By Matt Dolloff, CBS Boston
BOSTON (CBS) — David Price hijacked the headlines with his postgame outbursts on Wednesday night, but it was Rick Porcello who was actually on the mound for the Red Sox. And in case you missed it, his problem with giving up home runs continued to rear its ugly head.
Porcello is now 3-8 with a 4.46 ERA, the 16th highest among American League qualifiers, after allowing five runs in 6.1 innings on Wednesday night at Yankee Stadium. His eight losses are the most in the league. He allowed two more home runs and has let up four longballs in his past two starts after allowing zero in his previous two. Mookie Betts robbed the Yankees of a potential third home run (a second for Carter) with a spectacular leaping catch in the sixth inning.
The reigning Cy Young winner has taken a step back so far in 2017, and much of it has to do with his propensity to give up home runs. But are his struggles to keep the ball in the ballpark a real regression and a mark of who he really is as a pitcher, or simply a matter of bad luck?
On Wednesday, and over the course of the season, it was a little of both.
Porcello admitted to reporters after the game that on one of the two home runs he allowed, to the Yankees’ Chris Carter, the pitch “stayed up and flattened out” as Carter crushed a 91 MPH fastball out of the park. But on the other home run to Didi Gregorius, Porcello believed he made a good pitch and Gregorius simply hit it with a better swing.
“I tip my hat on that one,” said Porcello after the game, speaking to WBZ NewsRadio 1030’s Jonny Miller. “I’ve made a lot worse pitches than that that didn’t get hit. It was a changeup down and away, and Didi put a good swing on it. I don’t consider that one a mistake.”
The pitch to Gregorius caught more of the plate than Porcello may have realized at the time, but it was still not the easiest pitch to hit completely out of the ballpark. It was emblematic of a season in which hitters have been good against Porcello, but also lucky.
Porcello has now allowed 14 home runs on the season, the fifth-most in the American League. He’s 10th in homers allowed per nine innings with 1.56. That rate has skyrocketed from 0.93 last season. He has an alarmingly high rate of “hard” contact against him, posting the highest percentage in the AL at 42.2 percent, according to Fangraphs.
However, despite that league-high hard contact rate, the overall contact against Porcello has actually taken a slight dip from last season, from 82.9 percent in 2016 to 78.9 percent in 2017. His overall flyball rate is only up 3.2 percent from last season. Despite the high home run total, there are 21 pitchers who have given up more home runs per flyball than Porcello’s 13 percent.
The biggest indicator that hitters have had some measure of good fortune against Porcello is his .361 opponents’ batting average on balls in play (BABIP); a zero-sum BABIP would be in the .290-.300 range. BABIP does not account for home runs, but turn a few of those homers into doubles and the number goes up anyway.

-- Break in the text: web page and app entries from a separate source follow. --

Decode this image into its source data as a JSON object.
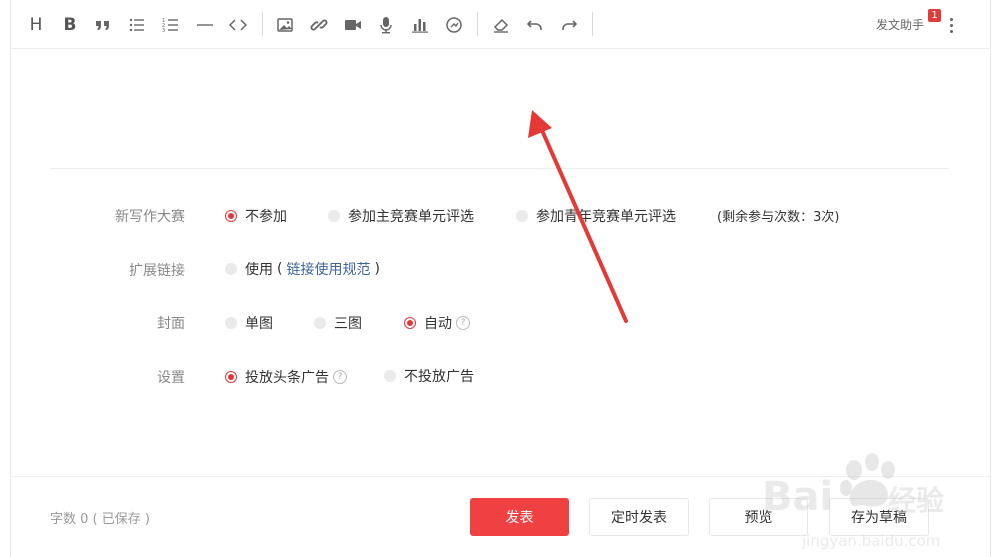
{
  "toolbar": {
    "buttons": [
      {
        "name": "heading-button",
        "text": "H"
      },
      {
        "name": "bold-button",
        "text": "B"
      },
      {
        "name": "quote-button",
        "icon": "quote-icon"
      },
      {
        "name": "bullet-list-button",
        "icon": "bullet-list-icon"
      },
      {
        "name": "numbered-list-button",
        "icon": "numbered-list-icon"
      },
      {
        "name": "horizontal-rule-button",
        "icon": "horizontal-rule-icon"
      },
      {
        "name": "code-button",
        "icon": "code-icon"
      },
      {
        "name": "image-button",
        "icon": "image-icon"
      },
      {
        "name": "link-button",
        "icon": "link-icon"
      },
      {
        "name": "video-button",
        "icon": "video-icon"
      },
      {
        "name": "audio-button",
        "icon": "microphone-icon"
      },
      {
        "name": "chart-button",
        "icon": "bar-chart-icon"
      },
      {
        "name": "vote-button",
        "icon": "circular-arrow-icon"
      },
      {
        "name": "clear-format-button",
        "icon": "eraser-icon"
      },
      {
        "name": "undo-button",
        "icon": "undo-icon"
      },
      {
        "name": "redo-button",
        "icon": "redo-icon"
      }
    ],
    "assistant_label": "发文助手",
    "assistant_badge": "1"
  },
  "settings": {
    "contest": {
      "label": "新写作大赛",
      "options": [
        "不参加",
        "参加主竞赛单元评选",
        "参加青年竞赛单元评选"
      ],
      "selected": 0,
      "remaining": "(剩余参与次数：3次)"
    },
    "extended_link": {
      "label": "扩展链接",
      "option": "使用",
      "paren_open": "(",
      "link_text": "链接使用规范",
      "paren_close": ")"
    },
    "cover": {
      "label": "封面",
      "options": [
        "单图",
        "三图",
        "自动"
      ],
      "selected": 2
    },
    "ads": {
      "label": "设置",
      "options": [
        "投放头条广告",
        "不投放广告"
      ],
      "selected": 0
    }
  },
  "footer": {
    "word_count": "字数 0 ( 已保存 )",
    "publish": "发表",
    "schedule": "定时发表",
    "preview": "预览",
    "save_draft": "存为草稿"
  },
  "colors": {
    "accent": "#f04142",
    "radio_selected": "#e2383c",
    "link": "#406599",
    "annotation_arrow": "#e53935"
  }
}
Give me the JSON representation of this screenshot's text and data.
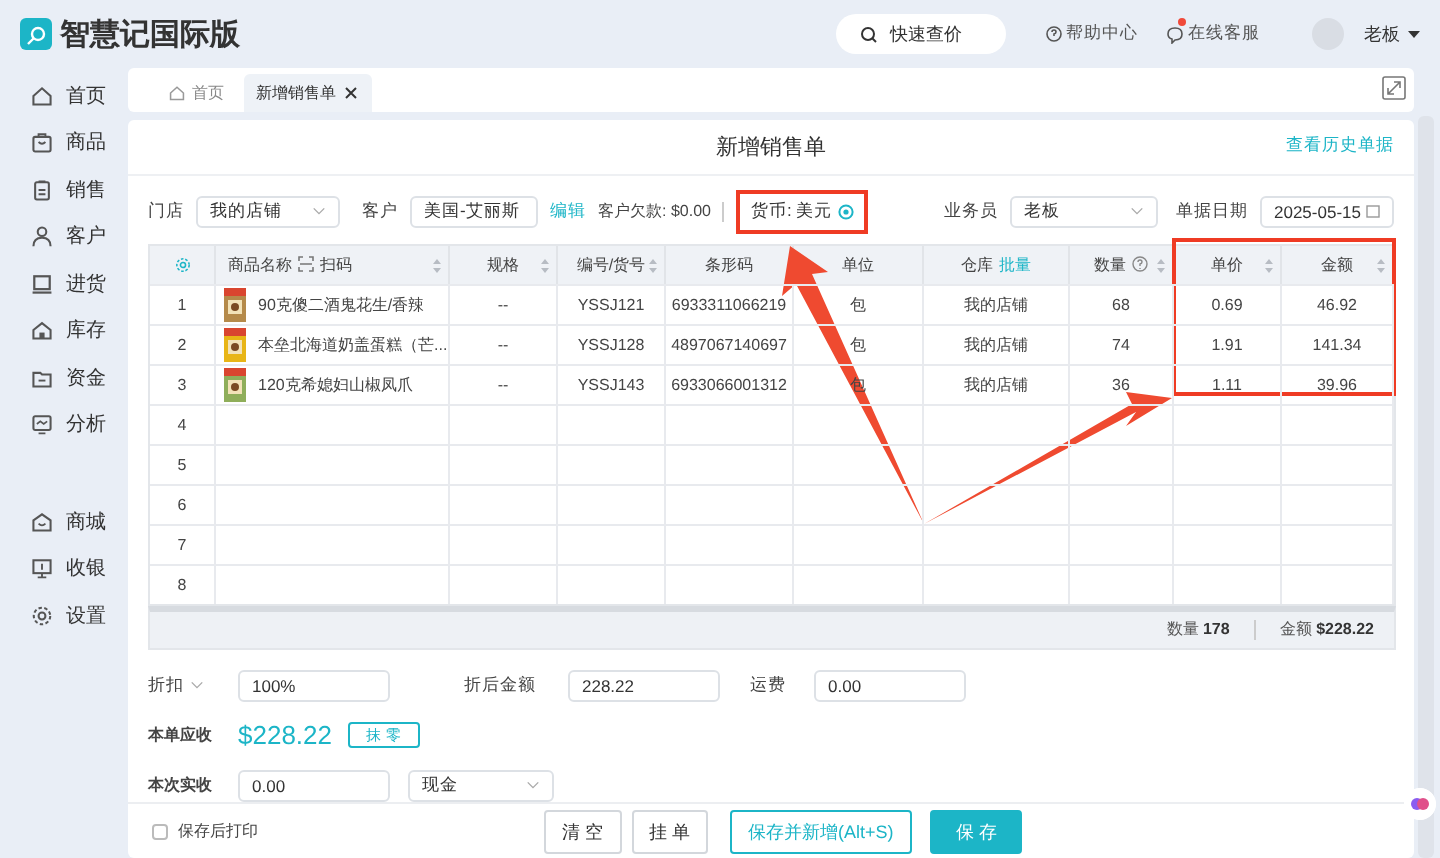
{
  "app": {
    "title": "智慧记国际版"
  },
  "header": {
    "search": "快速查价",
    "help": "帮助中心",
    "support": "在线客服",
    "support_alert": true,
    "user": "老板"
  },
  "sidebar": {
    "items": [
      {
        "label": "首页"
      },
      {
        "label": "商品"
      },
      {
        "label": "销售"
      },
      {
        "label": "客户"
      },
      {
        "label": "进货"
      },
      {
        "label": "库存"
      },
      {
        "label": "资金"
      },
      {
        "label": "分析"
      },
      {
        "label": "商城"
      },
      {
        "label": "收银"
      },
      {
        "label": "设置"
      }
    ]
  },
  "tabs": [
    {
      "label": "首页",
      "selected": false,
      "closable": false
    },
    {
      "label": "新增销售单",
      "selected": true,
      "closable": true
    }
  ],
  "form": {
    "title": "新增销售单",
    "history_link": "查看历史单据",
    "store_label": "门店",
    "store": "我的店铺",
    "customer_label": "客户",
    "customer": "美国-艾丽斯",
    "edit_link": "编辑",
    "debt": "客户欠款: $0.00",
    "currency": {
      "text": "货币: 美元",
      "highlighted": true
    },
    "salesman_label": "业务员",
    "salesman": "老板",
    "date_label": "单据日期",
    "date": "2025-05-15"
  },
  "table": {
    "highlight_frame": true,
    "columns": [
      {
        "kind": "settings",
        "sortable": false
      },
      {
        "label": "商品名称",
        "extra": "扫码",
        "kind": "scan",
        "sortable": true
      },
      {
        "label": "规格",
        "kind": "plain",
        "sortable": true
      },
      {
        "label": "编号/货号",
        "kind": "plain",
        "sortable": true
      },
      {
        "label": "条形码",
        "kind": "plain",
        "sortable": false
      },
      {
        "label": "单位",
        "kind": "plain",
        "sortable": false
      },
      {
        "label": "仓库",
        "extra": "批量",
        "kind": "link",
        "sortable": false
      },
      {
        "label": "数量",
        "kind": "help",
        "sortable": true
      },
      {
        "label": "单价",
        "kind": "plain",
        "sortable": true
      },
      {
        "label": "金额",
        "kind": "plain",
        "sortable": true
      }
    ],
    "rows": [
      {
        "picture": true,
        "cells": [
          "1",
          "90克傻二酒鬼花生/香辣",
          "--",
          "YSSJ121",
          "6933311066219",
          "包",
          "我的店铺",
          "68",
          "0.69",
          "46.92"
        ]
      },
      {
        "picture": true,
        "cells": [
          "2",
          "本垒北海道奶盖蛋糕（芒...",
          "--",
          "YSSJ128",
          "4897067140697",
          "包",
          "我的店铺",
          "74",
          "1.91",
          "141.34"
        ]
      },
      {
        "picture": true,
        "cells": [
          "3",
          "120克希媳妇山椒凤爪",
          "--",
          "YSSJ143",
          "6933066001312",
          "包",
          "我的店铺",
          "36",
          "1.11",
          "39.96"
        ]
      },
      {
        "picture": false,
        "cells": [
          "4"
        ]
      },
      {
        "picture": false,
        "cells": [
          "5"
        ]
      },
      {
        "picture": false,
        "cells": [
          "6"
        ]
      },
      {
        "picture": false,
        "cells": [
          "7"
        ]
      },
      {
        "picture": false,
        "cells": [
          "8"
        ]
      }
    ],
    "summary": [
      "数量 **178**",
      "金额 **$228.22**"
    ]
  },
  "totals": {
    "discount_label": "折扣",
    "discount": "100%",
    "after_label": "折后金额",
    "after": "228.22",
    "freight_label": "运费",
    "freight": "0.00",
    "receivable_label": "本单应收",
    "receivable": "$228.22",
    "round_button": "抹 零",
    "paid_label": "本次实收",
    "paid": "0.00",
    "method": "现金"
  },
  "actions": {
    "print_after_save": {
      "label": "保存后打印",
      "checked": false
    },
    "buttons": [
      {
        "label": "清 空",
        "kind": "plain"
      },
      {
        "label": "挂 单",
        "kind": "plain"
      },
      {
        "label": "保存并新增(Alt+S)",
        "kind": "outline"
      },
      {
        "label": "保 存",
        "kind": "primary"
      }
    ]
  },
  "annotations": [
    {
      "kind": "arrow"
    },
    {
      "kind": "arrow"
    }
  ]
}
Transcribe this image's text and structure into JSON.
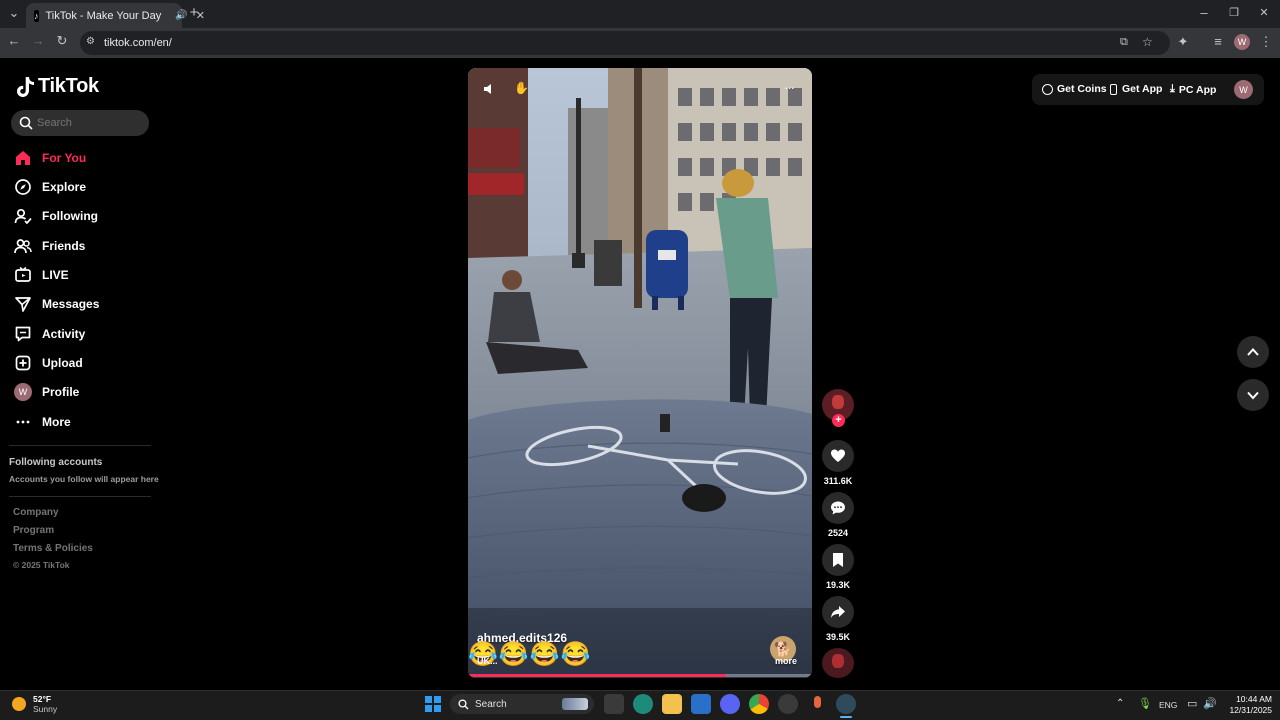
{
  "browser": {
    "tab_title": "TikTok - Make Your Day",
    "url": "tiktok.com/en/",
    "profile_initial": "W"
  },
  "sidebar": {
    "brand": "TikTok",
    "search_placeholder": "Search",
    "nav": [
      {
        "label": "For You",
        "icon": "home-icon",
        "active": true
      },
      {
        "label": "Explore",
        "icon": "compass-icon"
      },
      {
        "label": "Following",
        "icon": "following-icon"
      },
      {
        "label": "Friends",
        "icon": "friends-icon"
      },
      {
        "label": "LIVE",
        "icon": "live-icon"
      },
      {
        "label": "Messages",
        "icon": "messages-icon"
      },
      {
        "label": "Activity",
        "icon": "activity-icon"
      },
      {
        "label": "Upload",
        "icon": "upload-icon"
      },
      {
        "label": "Profile",
        "icon": "avatar",
        "avatar_initial": "W"
      },
      {
        "label": "More",
        "icon": "more-icon"
      }
    ],
    "following_title": "Following accounts",
    "following_hint": "Accounts you follow will appear here",
    "footer_links": [
      "Company",
      "Program",
      "Terms & Policies"
    ],
    "copyright": "© 2025 TikTok"
  },
  "header": {
    "get_coins": "Get Coins",
    "get_app": "Get App",
    "pc_app": "PC App",
    "profile_initial": "W"
  },
  "video": {
    "author": "ahmed.edits126",
    "caption_emoji": "😂😂😂😂",
    "caption_tag": "UK...",
    "more_label": "more",
    "progress": 0.75
  },
  "actions": {
    "likes": "311.6K",
    "comments": "2524",
    "saves": "19.3K",
    "shares": "39.5K"
  },
  "taskbar": {
    "weather_temp": "52°F",
    "weather_desc": "Sunny",
    "search_label": "Search",
    "language": "ENG",
    "time": "10:44 AM",
    "date": "12/31/2025"
  },
  "colors": {
    "accent": "#fe2c55",
    "background": "#000000",
    "chrome_dark": "#202124",
    "chrome_mid": "#35363a"
  }
}
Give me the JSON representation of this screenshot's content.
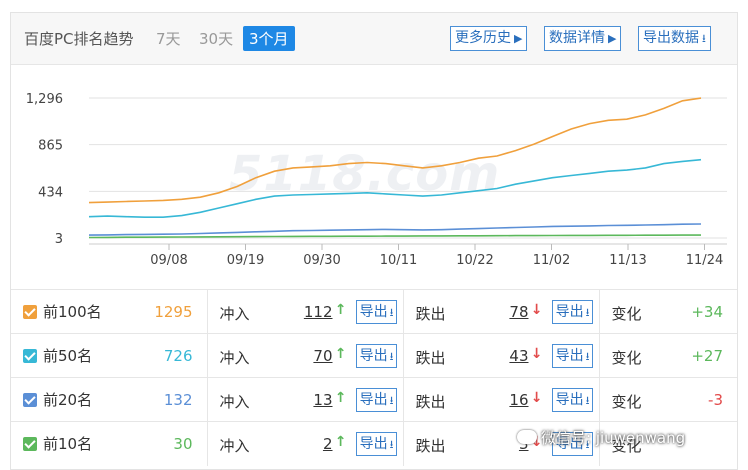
{
  "header": {
    "title": "百度PC排名趋势",
    "ranges": [
      "7天",
      "30天",
      "3个月"
    ],
    "active_range": "3个月",
    "buttons": {
      "history": "更多历史",
      "detail": "数据详情",
      "export": "导出数据"
    }
  },
  "chart_data": {
    "type": "line",
    "y_ticks": [
      "1,296",
      "865",
      "434",
      "3"
    ],
    "x_ticks": [
      "09/08",
      "09/19",
      "09/30",
      "10/11",
      "10/22",
      "11/02",
      "11/13",
      "11/24"
    ],
    "ylim": [
      3,
      1296
    ],
    "watermark": "5118.com",
    "series": [
      {
        "name": "前100名",
        "color": "#f0a03c",
        "values": [
          330,
          335,
          340,
          345,
          350,
          360,
          380,
          420,
          480,
          560,
          620,
          650,
          660,
          670,
          690,
          700,
          690,
          670,
          650,
          670,
          700,
          740,
          760,
          810,
          870,
          940,
          1010,
          1060,
          1090,
          1100,
          1140,
          1200,
          1270,
          1295
        ]
      },
      {
        "name": "前50名",
        "color": "#37b8d6",
        "values": [
          200,
          205,
          200,
          195,
          195,
          210,
          240,
          280,
          320,
          360,
          390,
          400,
          405,
          410,
          415,
          420,
          410,
          400,
          390,
          400,
          420,
          440,
          460,
          500,
          530,
          560,
          580,
          600,
          620,
          630,
          650,
          690,
          710,
          726
        ]
      },
      {
        "name": "前20名",
        "color": "#5b8fd6",
        "values": [
          30,
          32,
          34,
          36,
          38,
          40,
          45,
          50,
          55,
          60,
          65,
          70,
          72,
          75,
          78,
          80,
          82,
          80,
          78,
          80,
          85,
          90,
          95,
          100,
          105,
          110,
          112,
          115,
          118,
          120,
          123,
          126,
          130,
          132
        ]
      },
      {
        "name": "前10名",
        "color": "#5cb85c",
        "values": [
          8,
          9,
          10,
          10,
          11,
          12,
          13,
          14,
          15,
          16,
          17,
          18,
          19,
          19,
          20,
          20,
          21,
          21,
          22,
          22,
          23,
          23,
          24,
          25,
          25,
          26,
          27,
          27,
          28,
          28,
          29,
          29,
          30,
          30
        ]
      }
    ]
  },
  "table": {
    "in_label": "冲入",
    "out_label": "跌出",
    "change_label": "变化",
    "export_label": "导出",
    "rows": [
      {
        "name": "前100名",
        "color": "#f0a03c",
        "total": "1295",
        "in": "112",
        "out": "78",
        "change": "+34",
        "change_color": "#5cb85c",
        "total_color": "#f0a03c"
      },
      {
        "name": "前50名",
        "color": "#37b8d6",
        "total": "726",
        "in": "70",
        "out": "43",
        "change": "+27",
        "change_color": "#5cb85c",
        "total_color": "#37b8d6"
      },
      {
        "name": "前20名",
        "color": "#5b8fd6",
        "total": "132",
        "in": "13",
        "out": "16",
        "change": "-3",
        "change_color": "#e24b4b",
        "total_color": "#5b8fd6"
      },
      {
        "name": "前10名",
        "color": "#5cb85c",
        "total": "30",
        "in": "2",
        "out": "3",
        "change": "",
        "change_color": "#e24b4b",
        "total_color": "#5cb85c"
      }
    ]
  },
  "overlay": {
    "text": "微信号: jiuwenwang"
  }
}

Porcello’s BABIP in his Cy Young season was .269, indicating that he had some good luck, so some regression should have been expected. But in 2017, the pendulum has swung wildly in the other direction. Porcello won’t make those kinds of excuses, though; he knows he still needs to be better and more consistent than he has.
“It’s just execution of pitches. That’s what it always comes down to,” said Porcello. “You make good pitches and guys get hits, you can live with that. But in crucial times, when you’ve got to bear down and locate, I haven’t been very consistent with that and I need to get better.”
It will be interesting to see what kind of results Porcello can deliver if and when his opponents’ BABIP normalizes. But there’s no doubt that when guys have hit the ball against him, they’ve hit it hard almost half the time and he needs to keep the ball in the park more than he has. Most importantly, Porcello says he’s not pressing and remains focused on being better moving forward.
“No, not at all,” said Porcello when asked if he’s pressing. “This is a hard game. You’re going to go through ups and downs. You’re going to have some struggles that you’ve got to come out of. I’m working towards that right now. Obviously, I’m not happy with the way I’m performing. But you’ve got to take it all in stride and turn the page for the next one.”
Matt Dolloff is a writer/producer for CBSBostonSports.com. Any opinions expressed do not necessarily reflect that of CBS or 98.5 The Sports Hub. Have a news tip or comment for Matt? Follow him on Twitter @mattdolloff and email him at firstname.lastname@example.org.